This example shows how to initialize a three-phase induction motor as part of a load flow analysis. When initializing an induction machine that is directly connected to an AC network, there is one degree of freedom which can be set by any one of shaft torque, shaft power, motor speed or electrical power.
Here the model is configured to initialize at 10kW mechanical power. Hence the mechanical power consumed variable on the induction motor variables tab is set to 10kW with high priority. The slip and real power generated variables are left at priority none. Similarly, because the inertia initial speed is equivalent to slip, the its rotational velocity is set to priority none. To help the intialiation converge, the beginning value is set to synchronous speed rather than left at zero.
The shaft torque is set to 10kW divided by the synchronous mechanical speed. This is an approximation as some negative slip is expected when generating. The error will result in an initial acceleration of the inertia. If increased accuracy is required, the measured slip from the first simulation can be used to correct the shaft torque applied, and the simulation run a second time. However, it is important to note that this error in the shaft torque will not change load flow results for the rest of the electrical network.
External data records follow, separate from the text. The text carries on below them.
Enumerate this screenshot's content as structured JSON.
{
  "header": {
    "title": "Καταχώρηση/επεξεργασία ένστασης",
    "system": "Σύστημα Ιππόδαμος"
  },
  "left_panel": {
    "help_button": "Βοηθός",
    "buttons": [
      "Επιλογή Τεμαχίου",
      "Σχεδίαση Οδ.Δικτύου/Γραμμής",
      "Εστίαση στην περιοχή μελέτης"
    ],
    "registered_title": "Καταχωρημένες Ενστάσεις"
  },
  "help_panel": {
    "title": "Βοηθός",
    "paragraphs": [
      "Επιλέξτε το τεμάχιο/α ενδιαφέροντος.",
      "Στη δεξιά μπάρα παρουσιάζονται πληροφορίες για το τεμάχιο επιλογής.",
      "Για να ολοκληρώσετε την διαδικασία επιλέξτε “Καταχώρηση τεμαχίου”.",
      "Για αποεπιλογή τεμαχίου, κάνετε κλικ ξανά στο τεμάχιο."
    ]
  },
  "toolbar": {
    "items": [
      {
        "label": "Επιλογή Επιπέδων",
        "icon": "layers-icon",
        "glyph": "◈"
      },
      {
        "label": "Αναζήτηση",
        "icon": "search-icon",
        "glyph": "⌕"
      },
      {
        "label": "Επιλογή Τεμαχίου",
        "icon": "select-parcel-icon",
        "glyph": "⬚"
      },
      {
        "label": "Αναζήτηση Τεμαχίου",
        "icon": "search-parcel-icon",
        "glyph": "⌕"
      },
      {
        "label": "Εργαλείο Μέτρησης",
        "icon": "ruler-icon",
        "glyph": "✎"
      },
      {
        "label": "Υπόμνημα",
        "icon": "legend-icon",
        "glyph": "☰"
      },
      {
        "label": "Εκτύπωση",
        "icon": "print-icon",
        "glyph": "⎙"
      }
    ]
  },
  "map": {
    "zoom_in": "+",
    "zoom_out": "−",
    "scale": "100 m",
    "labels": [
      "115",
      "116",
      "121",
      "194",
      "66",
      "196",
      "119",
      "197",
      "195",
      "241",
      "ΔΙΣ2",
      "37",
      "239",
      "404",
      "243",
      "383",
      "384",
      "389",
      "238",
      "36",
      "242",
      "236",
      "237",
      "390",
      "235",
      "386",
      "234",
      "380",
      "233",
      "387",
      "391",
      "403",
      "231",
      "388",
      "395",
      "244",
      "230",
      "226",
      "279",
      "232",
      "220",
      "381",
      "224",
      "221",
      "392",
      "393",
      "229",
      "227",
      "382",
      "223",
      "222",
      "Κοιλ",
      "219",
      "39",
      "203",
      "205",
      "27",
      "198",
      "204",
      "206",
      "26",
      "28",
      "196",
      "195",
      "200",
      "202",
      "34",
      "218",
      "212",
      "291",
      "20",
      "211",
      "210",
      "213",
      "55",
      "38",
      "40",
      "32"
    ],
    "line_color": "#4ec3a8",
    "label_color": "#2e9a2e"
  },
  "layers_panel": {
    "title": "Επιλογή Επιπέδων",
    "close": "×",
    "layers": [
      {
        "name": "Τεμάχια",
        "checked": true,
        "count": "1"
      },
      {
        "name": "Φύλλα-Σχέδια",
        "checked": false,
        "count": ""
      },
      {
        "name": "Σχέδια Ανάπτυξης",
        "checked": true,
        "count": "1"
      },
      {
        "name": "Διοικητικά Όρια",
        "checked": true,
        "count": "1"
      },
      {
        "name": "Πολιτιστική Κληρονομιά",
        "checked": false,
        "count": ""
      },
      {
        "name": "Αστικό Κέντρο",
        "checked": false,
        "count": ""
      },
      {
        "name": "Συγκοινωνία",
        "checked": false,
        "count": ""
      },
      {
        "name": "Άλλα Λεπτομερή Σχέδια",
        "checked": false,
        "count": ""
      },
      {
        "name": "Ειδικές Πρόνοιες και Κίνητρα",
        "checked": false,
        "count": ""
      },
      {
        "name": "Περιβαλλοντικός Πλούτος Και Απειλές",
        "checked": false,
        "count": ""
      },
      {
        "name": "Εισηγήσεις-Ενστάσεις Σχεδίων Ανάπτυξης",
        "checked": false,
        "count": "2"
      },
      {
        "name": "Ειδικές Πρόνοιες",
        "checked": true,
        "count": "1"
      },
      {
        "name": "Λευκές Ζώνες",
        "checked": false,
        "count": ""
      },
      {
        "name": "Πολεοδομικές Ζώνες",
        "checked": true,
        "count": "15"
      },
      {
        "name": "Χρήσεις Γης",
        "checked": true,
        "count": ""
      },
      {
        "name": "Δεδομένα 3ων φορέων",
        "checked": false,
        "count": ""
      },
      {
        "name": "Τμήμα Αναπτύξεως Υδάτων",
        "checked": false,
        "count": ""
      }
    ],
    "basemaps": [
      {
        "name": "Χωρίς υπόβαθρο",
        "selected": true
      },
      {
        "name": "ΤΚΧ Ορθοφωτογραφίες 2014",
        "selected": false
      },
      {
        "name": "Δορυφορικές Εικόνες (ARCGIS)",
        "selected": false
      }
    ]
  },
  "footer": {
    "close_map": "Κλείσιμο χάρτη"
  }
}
The plot below shows the simulation results following the steady state initialization to meet load flow targets. It can be seen that there is no transient, indicating that the induction motor has been correctly initialized.